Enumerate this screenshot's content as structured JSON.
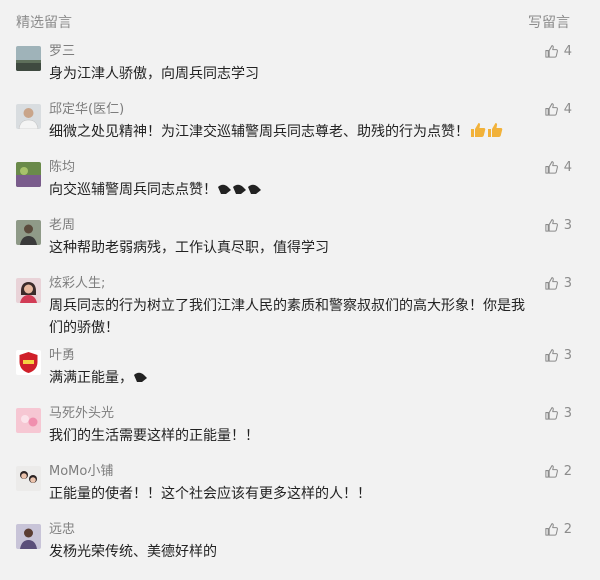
{
  "header": {
    "title": "精选留言",
    "write_label": "写留言"
  },
  "comments": [
    {
      "nick": "罗三",
      "text": "身为江津人骄傲，向周兵同志学习",
      "likes": "4",
      "avatar": "landscape-avatar"
    },
    {
      "nick": "邱定华(医仁)",
      "text": "细微之处见精神！为江津交巡辅警周兵同志尊老、助残的行为点赞！",
      "likes": "4",
      "avatar": "doctor-avatar",
      "emoji": "thumbs-up-emoji"
    },
    {
      "nick": "陈均",
      "text": "向交巡辅警周兵同志点赞！",
      "likes": "4",
      "avatar": "field-avatar",
      "emoji": "fist-emoji"
    },
    {
      "nick": "老周",
      "text": "这种帮助老弱病残，工作认真尽职，值得学习",
      "likes": "3",
      "avatar": "person-avatar"
    },
    {
      "nick": "炫彩人生;",
      "text": "周兵同志的行为树立了我们江津人民的素质和警察叔叔们的高大形象！你是我们的骄傲！",
      "likes": "3",
      "avatar": "woman-avatar"
    },
    {
      "nick": "叶勇",
      "text": "满满正能量，",
      "likes": "3",
      "avatar": "shield-avatar",
      "emoji": "fist-emoji"
    },
    {
      "nick": "马死外头光",
      "text": "我们的生活需要这样的正能量！！",
      "likes": "3",
      "avatar": "pink-avatar"
    },
    {
      "nick": "MoMo小铺",
      "text": "正能量的使者！！这个社会应该有更多这样的人！！",
      "likes": "2",
      "avatar": "girls-avatar"
    },
    {
      "nick": "远忠",
      "text": "发杨光荣传统、美德好样的",
      "likes": "2",
      "avatar": "man-avatar"
    }
  ],
  "colors": {
    "background": "#f2f2f2",
    "meta_text": "#8c8c8c",
    "body_text": "#222222"
  }
}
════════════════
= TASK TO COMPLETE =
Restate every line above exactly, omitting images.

= EXERCISE RESULT =
Enumerate this screenshot's content as structured JSON.
{
  "header": {
    "title": "精选留言",
    "write_label": "写留言"
  },
  "comments": [
    {
      "nick": "罗三",
      "text": "身为江津人骄傲，向周兵同志学习",
      "likes": "4",
      "avatar": "landscape-avatar"
    },
    {
      "nick": "邱定华(医仁)",
      "text": "细微之处见精神！为江津交巡辅警周兵同志尊老、助残的行为点赞！",
      "likes": "4",
      "avatar": "doctor-avatar",
      "emoji": "thumbs-up-emoji"
    },
    {
      "nick": "陈均",
      "text": "向交巡辅警周兵同志点赞！",
      "likes": "4",
      "avatar": "field-avatar",
      "emoji": "fist-emoji"
    },
    {
      "nick": "老周",
      "text": "这种帮助老弱病残，工作认真尽职，值得学习",
      "likes": "3",
      "avatar": "person-avatar"
    },
    {
      "nick": "炫彩人生;",
      "text": "周兵同志的行为树立了我们江津人民的素质和警察叔叔们的高大形象！你是我们的骄傲！",
      "likes": "3",
      "avatar": "woman-avatar"
    },
    {
      "nick": "叶勇",
      "text": "满满正能量，",
      "likes": "3",
      "avatar": "shield-avatar",
      "emoji": "fist-emoji"
    },
    {
      "nick": "马死外头光",
      "text": "我们的生活需要这样的正能量！！",
      "likes": "3",
      "avatar": "pink-avatar"
    },
    {
      "nick": "MoMo小铺",
      "text": "正能量的使者！！这个社会应该有更多这样的人！！",
      "likes": "2",
      "avatar": "girls-avatar"
    },
    {
      "nick": "远忠",
      "text": "发杨光荣传统、美德好样的",
      "likes": "2",
      "avatar": "man-avatar"
    }
  ],
  "colors": {
    "background": "#f2f2f2",
    "meta_text": "#8c8c8c",
    "body_text": "#222222"
  }
}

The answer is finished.